ENSIXTEEN EDITIONS - THE BOOKS - 'Ensixteen Editions: The Seasonal Range' - 2006 - 8 (Covers & illustrative detail)




























ENSIXTEEN EDITIONS - THE BOOKS - 'bio auto graphic': Sitting Ruminations 2006











In 2006, with the 'Sitting Ruminations' edition, I responded to a call from artists and co-curators Lucy May Schofield and Tom Sowden, who had the idea to create an exhibition wherein the 'preciousness' surrounding certain incarnations – and exhibiting formulae – of the artists' book could be left behind. They had decided to: 'Take them out of glass cases, out of libraries and away from the artist’s book fairs, resituating them in an environment that was conducive to reading and engaging with the books.' (Tom S on the UWE book arts website.)
This they did, in the form of a recreated 'sitting room', with books available and accessible on shelves and surfaces, as in a pre-television era where they arguably played a more central role in our informal entertainment and education.
Beginning in Manchester the 'Sitting Room' show toured in Europe and even as far as Mexico over the next few years.

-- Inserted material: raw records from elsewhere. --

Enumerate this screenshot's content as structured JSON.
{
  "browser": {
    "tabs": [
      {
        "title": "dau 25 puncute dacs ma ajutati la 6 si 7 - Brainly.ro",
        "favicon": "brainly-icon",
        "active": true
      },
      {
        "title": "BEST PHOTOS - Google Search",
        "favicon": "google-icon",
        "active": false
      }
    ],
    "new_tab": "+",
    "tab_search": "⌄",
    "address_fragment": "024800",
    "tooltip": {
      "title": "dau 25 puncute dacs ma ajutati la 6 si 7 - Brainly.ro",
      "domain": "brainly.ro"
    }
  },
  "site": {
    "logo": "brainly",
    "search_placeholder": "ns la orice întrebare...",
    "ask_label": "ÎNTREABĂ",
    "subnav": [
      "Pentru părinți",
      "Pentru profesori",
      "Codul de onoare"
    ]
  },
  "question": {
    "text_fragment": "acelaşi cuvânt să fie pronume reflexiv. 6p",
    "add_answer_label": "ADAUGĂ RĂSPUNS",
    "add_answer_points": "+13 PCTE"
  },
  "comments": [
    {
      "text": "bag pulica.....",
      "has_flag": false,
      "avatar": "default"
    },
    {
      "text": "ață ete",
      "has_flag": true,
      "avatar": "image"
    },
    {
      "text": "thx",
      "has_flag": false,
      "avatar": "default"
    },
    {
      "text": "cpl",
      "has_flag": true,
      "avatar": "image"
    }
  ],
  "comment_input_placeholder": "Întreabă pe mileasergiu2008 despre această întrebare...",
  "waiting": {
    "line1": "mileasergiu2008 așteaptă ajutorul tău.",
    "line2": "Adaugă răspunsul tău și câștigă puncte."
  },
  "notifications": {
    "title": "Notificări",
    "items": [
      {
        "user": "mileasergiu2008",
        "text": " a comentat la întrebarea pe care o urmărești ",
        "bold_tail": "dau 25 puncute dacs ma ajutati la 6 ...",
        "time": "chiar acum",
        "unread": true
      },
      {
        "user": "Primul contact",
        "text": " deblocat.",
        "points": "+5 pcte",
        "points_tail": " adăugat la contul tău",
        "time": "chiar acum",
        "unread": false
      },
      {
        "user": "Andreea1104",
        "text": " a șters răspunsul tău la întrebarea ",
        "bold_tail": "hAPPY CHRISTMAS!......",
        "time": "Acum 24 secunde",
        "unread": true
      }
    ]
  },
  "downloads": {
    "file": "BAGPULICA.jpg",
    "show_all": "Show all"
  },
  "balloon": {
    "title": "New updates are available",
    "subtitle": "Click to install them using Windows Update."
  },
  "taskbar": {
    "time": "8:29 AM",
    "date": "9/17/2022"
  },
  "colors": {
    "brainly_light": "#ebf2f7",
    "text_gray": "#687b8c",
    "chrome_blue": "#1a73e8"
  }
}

My own book – the only time to date (2010) I have done so – gathered drawings made on or near forms of public transport during my daily commuter travel to my college job.

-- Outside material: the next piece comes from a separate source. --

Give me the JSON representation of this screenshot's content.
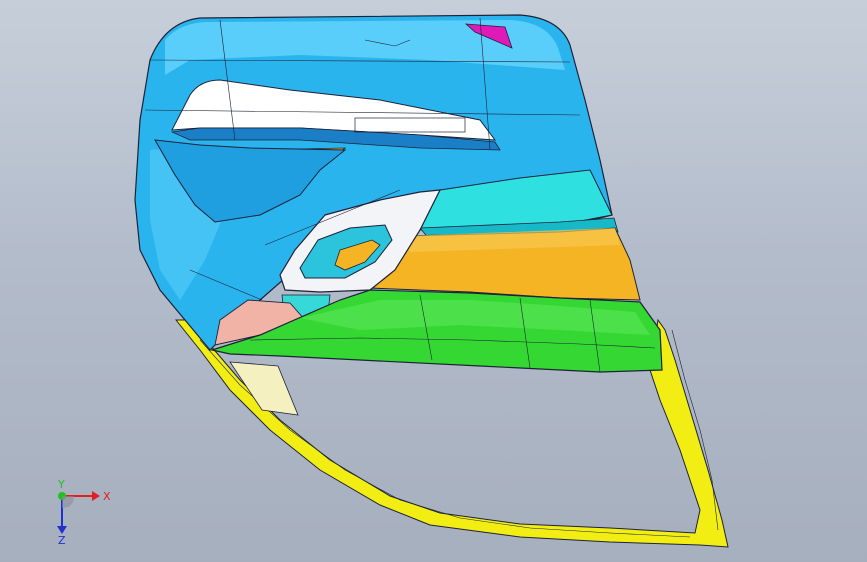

I had a tight schedule, and used a beautiful sketchbook hand-bound for me by artist Mette Ambeck. The limit of its page-count was the limit of my raw material. As marriages of form and content go, it provided a perfect sufficiency for what I needed.
I wanted to capture ordinary folk in their ways of distraction, using books or printed word as a means of escape or a barrier to the boredom of dreadful daily repetition.

For more on this see the exhaustive and exemplary website at University of West England's - most particularly www.bookarts.uwe.ac.uk/sitting07.htm


People I like very much No.85 : John Bently


John, John, Johnnie B.

See www.liverandlights.co.uk for the man, his work – and his shed.
Here we find him during the Bristol Artists Book Event 2 (or in a nearby hostelry anyway) as, in early April, 2009 turned it's face towards warmer times.

Lake

This is inside my mind, always.


video

Commuted sentence - Number 76

Aside from that. . .

Distancing myself from the kind of thing in the box below preserves sanity – and not in a bad, dead way, like pickled eggs in a jar, either.

video

Before the dog days of August. . .

Good weekend to those who read - at least a bright and breezy Saturday here in N16 - London's green and pleasing Stoke Newington - as I type these words.
The day being 17th July, 2010.
Where are you right now as you read, I wonder? Has time passed - is it Winter yet? Are you having a nice day that has already made you smile or feel good in yourself?

Remiss of me to miss posting anything here for some several weeks - it may even be a month or two - but such are the interferences run by other commitments and demands on the time we have. I hope you will understand.
The pressures of my academic job are eased as members of the Graphic Design Team take their various Summer leaves. A full-on year, a madhouse at times. And New Dawn awaiting us in September - a profoundly rewritten and revalidated course, with much that will be new and energizing we hope.
All of the above against the background context - since last I wrote - of the country's new 'Coalition' masters - headed by interchangeable Etonized Clone Twin technology that sound the same, make the same earnest gestures and sounds, convince no more than the last mob.
Bland, bland, bland.
The bland leading the bland?

In other news, a fellow Cumbrian has run amok and killed many people one bright day in Whitehaven, and on the East coast a stone cold killer called Raul has apparently become a 'People's Hero' to some of the morally bereft followers of Facebook. Read it and weep.

Upcoming here: the ongoing catalogue of Ensixteen's Evolution and back-catalogue, as I head for the present day through posts on each issue that I've produced under this self-publishing banner since 2004.
There will be insights, thoughts and lovely pictures aplenty.

Enjoy.